Hamlet in Scene III, Act 4 is a very depressed individual. In the first soliloquy, Hamlet is simply depressed and saddened by the fact that his father’s death has not been mourned for a long enough period. In addition, he is saddened by the fact that his mother married Claudius barely a month after his father died. In this act, Hamlet is still depressed about the events that are taking place around him. However, he is further saddened by the fact that he has contemplated suicide. What makes him even more miserable is the fact that he is terrified of committing suicide since he is not sure of what will happen to him after he dies.
“But that the dread of something after death, the undiscover’d country from whose bourn, no traveler returns, puzzles the will” (Shakespeare).

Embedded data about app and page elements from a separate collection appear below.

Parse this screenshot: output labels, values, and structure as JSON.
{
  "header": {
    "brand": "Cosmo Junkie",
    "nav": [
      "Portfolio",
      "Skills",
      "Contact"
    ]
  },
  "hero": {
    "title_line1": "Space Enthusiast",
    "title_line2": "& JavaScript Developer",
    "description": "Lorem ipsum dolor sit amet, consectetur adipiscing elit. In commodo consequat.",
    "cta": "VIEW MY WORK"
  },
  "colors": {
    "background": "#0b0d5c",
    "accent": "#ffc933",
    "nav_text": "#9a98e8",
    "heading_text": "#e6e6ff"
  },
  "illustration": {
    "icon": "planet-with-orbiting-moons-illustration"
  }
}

The quote above is indicative of the fact that Hamlet was not even sure about his decision to take his own life. Therefore, from this soliloquy, readers notice that the character is deeply sad and has no will power to make a definite decision about what he will do with his life.
In Scene IV, Act 4, Hamlet is a completely different man. This is the seventh soliloquy that Hamlet delivers. Readers notice that Hamlet has a stronger will power and a changed mindset about what he plans to do with his life. He has constantly been conflicted about what avenging the death of the former King of Denmark, his father. However, when news gets to him about an army invading Poland, readers read of how Hamlet’s will also strengthens. He is sure that about the act of vengeance he has been planning on committing. Hamlet recounts the events that have been the source of great sorrow:

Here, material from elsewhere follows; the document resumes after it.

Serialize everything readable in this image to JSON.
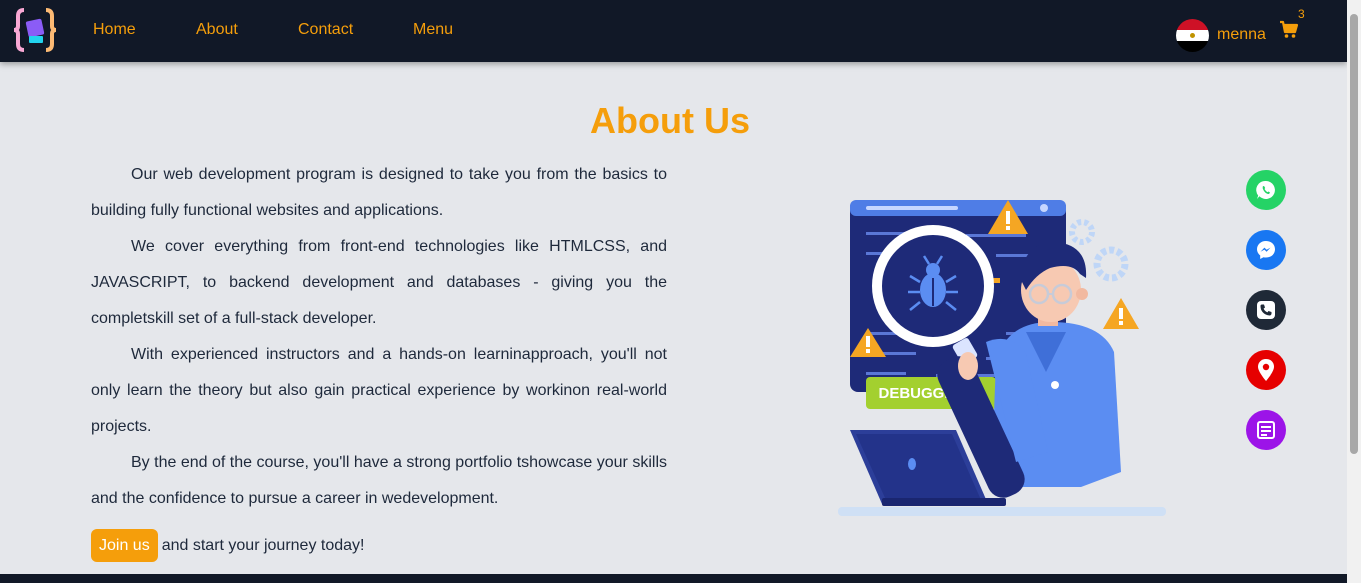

“How stand I then, that have a father kill’d, a mother stain’d, Excitements of my reason and my blood” (Shakespeare).
He resolves that he will take action and do what he believes is right. Thus, the character is a stronger individual who is set on achieving the goals that were set earlier.
In conclusion, Hamlet evolves from a weak willed person to a character who is strong and determined. At the opening of the play, he is shocked by the events that surround the death of his father. The court mourns his death for a short period and his mother quickly remarries Claudius who killed the king. However, as the play draws to a close, Hamlet evolves to become a person who is keen on achieving his goal, which is to avenge his father, the former King of Denmark. Hamlet takes a look at the invasion of Poland and draws inspiration from the willingness of thousands of men willing to die for a piece of land. Hamlet emerges stronger as he overcomes his grief.
- Shakespeare, William. Shakespeare’s Tragedy of Hamlet. London, UK: Longmans, Green, and Co., 1870. Web.